Return each line of the listing that follows in which the string "note" can be found.

Segment Start: The data

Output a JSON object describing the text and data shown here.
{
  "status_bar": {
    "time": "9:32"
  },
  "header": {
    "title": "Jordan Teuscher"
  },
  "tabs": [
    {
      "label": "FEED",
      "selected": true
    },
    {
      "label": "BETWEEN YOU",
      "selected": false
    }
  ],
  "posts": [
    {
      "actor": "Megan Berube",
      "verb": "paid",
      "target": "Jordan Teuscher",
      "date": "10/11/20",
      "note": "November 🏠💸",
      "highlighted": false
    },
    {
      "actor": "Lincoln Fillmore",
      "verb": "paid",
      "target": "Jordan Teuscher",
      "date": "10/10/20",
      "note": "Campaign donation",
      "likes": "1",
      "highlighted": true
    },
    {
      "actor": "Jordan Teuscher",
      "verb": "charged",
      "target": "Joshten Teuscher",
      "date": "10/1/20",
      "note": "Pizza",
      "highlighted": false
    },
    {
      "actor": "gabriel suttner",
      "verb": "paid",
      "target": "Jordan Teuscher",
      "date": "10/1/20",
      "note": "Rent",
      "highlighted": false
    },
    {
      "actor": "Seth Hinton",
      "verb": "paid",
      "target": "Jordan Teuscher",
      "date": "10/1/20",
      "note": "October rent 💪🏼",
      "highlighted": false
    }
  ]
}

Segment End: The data

- [Solution for this problem]
      "note": "November 🏠💸",
      "note": "Campaign donation",
      "note": "Pizza",
      "note": "Rent",
      "note": "October rent 💪🏼",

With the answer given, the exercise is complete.